Lipinski CA, Lombardo F, Dominy BW, Feeney PJ. Experimental and computational approaches to estimate solubility and permeability in drug discovery and development settings. Adv Drug Deliv Rev 2001;46:3-26.
Laurie AT, Jackson RM. Q-SiteFinder: An energy-based method for the prediction of protein-ligand binding sites. Bioinformatics 2005;21:1908-16.
Binkowski TA, Naghibzadeh S, Liang J. CASTp: Computed Atlas of Surface Topography of proteins. Nucleic Acids Res 2003;31:3352-5.
Peters KP, Fauck J, Frömmel C. The automatic search for ligand binding sites in proteins of known three-dimensional structure using only geometric criteria. J Mol Biol 1996;256:201-13.
Morris GM, Goodsell DS, Halliday DS, Huey R, Hart WE, Belew R, et al.
Automated docking using a Lamarckian genetic algorithm and empirical binding free energy function.
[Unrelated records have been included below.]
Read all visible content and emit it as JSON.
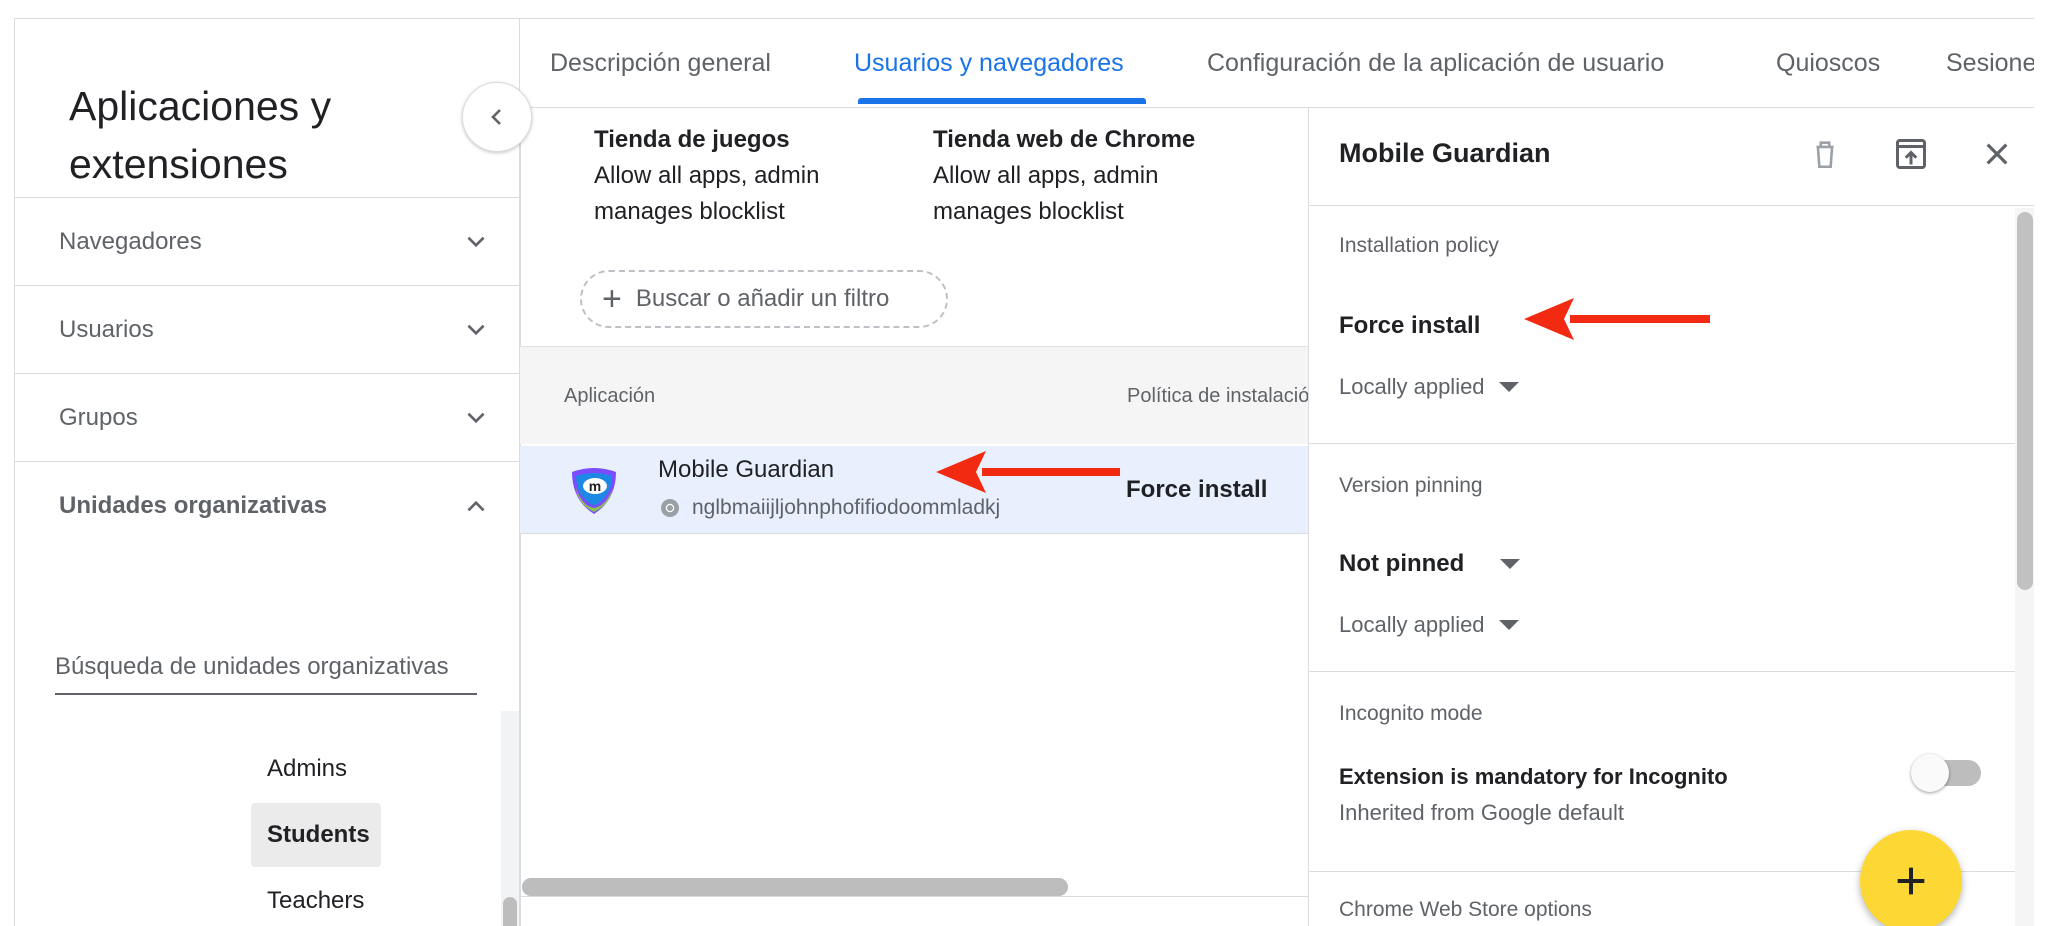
{
  "sidebar": {
    "title": "Aplicaciones y extensiones",
    "sections": [
      {
        "label": "Navegadores",
        "expanded": false
      },
      {
        "label": "Usuarios",
        "expanded": false
      },
      {
        "label": "Grupos",
        "expanded": false
      },
      {
        "label": "Unidades organizativas",
        "expanded": true
      }
    ],
    "ou_search_placeholder": "Búsqueda de unidades organizativas",
    "ou_items": [
      {
        "label": "Admins",
        "selected": false
      },
      {
        "label": "Students",
        "selected": true
      },
      {
        "label": "Teachers",
        "selected": false
      }
    ]
  },
  "tabs": [
    {
      "label": "Descripción general",
      "active": false
    },
    {
      "label": "Usuarios y navegadores",
      "active": true
    },
    {
      "label": "Configuración de la aplicación de usuario",
      "active": false
    },
    {
      "label": "Quioscos",
      "active": false
    },
    {
      "label": "Sesiones",
      "active": false
    }
  ],
  "stores": [
    {
      "title": "Tienda de juegos",
      "line1": "Allow all apps, admin",
      "line2": "manages blocklist"
    },
    {
      "title": "Tienda web de Chrome",
      "line1": "Allow all apps, admin",
      "line2": "manages blocklist"
    }
  ],
  "filter": {
    "label": "Buscar o añadir un filtro"
  },
  "table": {
    "headers": [
      "Aplicación",
      "Política de instalación"
    ],
    "rows": [
      {
        "name": "Mobile Guardian",
        "id": "nglbmaiijljohnphofifiodoommladkj",
        "policy": "Force install"
      }
    ]
  },
  "panel": {
    "title": "Mobile Guardian",
    "installation": {
      "label": "Installation policy",
      "value": "Force install",
      "sub": "Locally applied"
    },
    "version": {
      "label": "Version pinning",
      "value": "Not pinned",
      "sub": "Locally applied"
    },
    "incognito": {
      "label": "Incognito mode",
      "value": "Extension is mandatory for Incognito",
      "sub": "Inherited from Google default",
      "enabled": false
    },
    "cws": {
      "label": "Chrome Web Store options"
    }
  },
  "colors": {
    "accent": "#1a73e8",
    "annotation_arrow": "#f32a12",
    "fab": "#fdd835",
    "selected_row": "#e8f0fe"
  },
  "icons": [
    "chevron-left-icon",
    "chevron-down-icon",
    "chevron-up-icon",
    "plus-icon",
    "chrome-icon",
    "app-logo-icon",
    "delete-icon",
    "open-in-new-icon",
    "close-icon",
    "caret-down-icon"
  ]
}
J Comp Chem 1998;19:1639-62.
Venkatachalam CM, Jiang X, Oldfield T, Waldman M. LigandFit: A novel method for the shape-directed rapid docking of ligands to protein active sites. J Mol Graph Model 2003;21:289-307.
Kumar RB, Suresh MX. Pharmacophore mapping based inhibitor selection and molecular interaction studies for identification of potential drugs on calcium activated potassium channel blockers, tamulotoxin. Pharmacogn Mag 2013;9:89-95.
Karplus M, McCammon JA. Molecular dynamics simulations of biomolecules. Nat Struct Biol 2002;9:646-52.
Kumar RB, Suresh MX. Computational analysis of bioactive phytochemicals as potential inhibitors for calcium activated potassium channel blocker. Tamulotoxin from Mesobuthus tamulus
. Pharmacognosy J 2013;5:41-5.
Dolan MA, Noah JW, Hurt D. Comparison of common homology modeling algorithms: Application of user-defined alignments. Methods Mol Biol 2012;857:399-414.
Pawlak J, Mackessy SP, Sixberry NM, Stura EA, Le Du MH, Ménez R, et al.
Irditoxin, a novel covalently linked heterodimeric three-finger toxin with high taxon-specific neurotoxicity. FASEB J 2009;23:534-45.
Gupta YK, Peshin SS. Do herbal medicines have potential for managing snake bite envenomation? Toxicol Int 2012;19:89-99.
Bhattacharjee P, Bhattacharyya D. Characterization of the aqueous extract of the root of Aristolochia indica
: Evaluation of its traditional use as an antidote for snake bites. J Ethnopharmacol 2013;145:220-6.
Thangapandian S, John S, Sakkiah S, Lee KW. Molecular docking and pharmacophore filtering in the discovery of dual-inhibitors for human leukotriene A4 hydrolase and leukotriene C4 synthase. J Chem Inf Model 2011;51:33-44.
Berk C, Sabbagh MN. Successes and failures for drugs in late-stage development for Alzheimer′s disease. Drugs Aging 2013;30:783-92.
[Figure 1], [Figure 2], [Figure 3], [Figure 4], [Figure 5], [Figure 6]
[Table 1], [Table 2], [Table 3], [Table 4]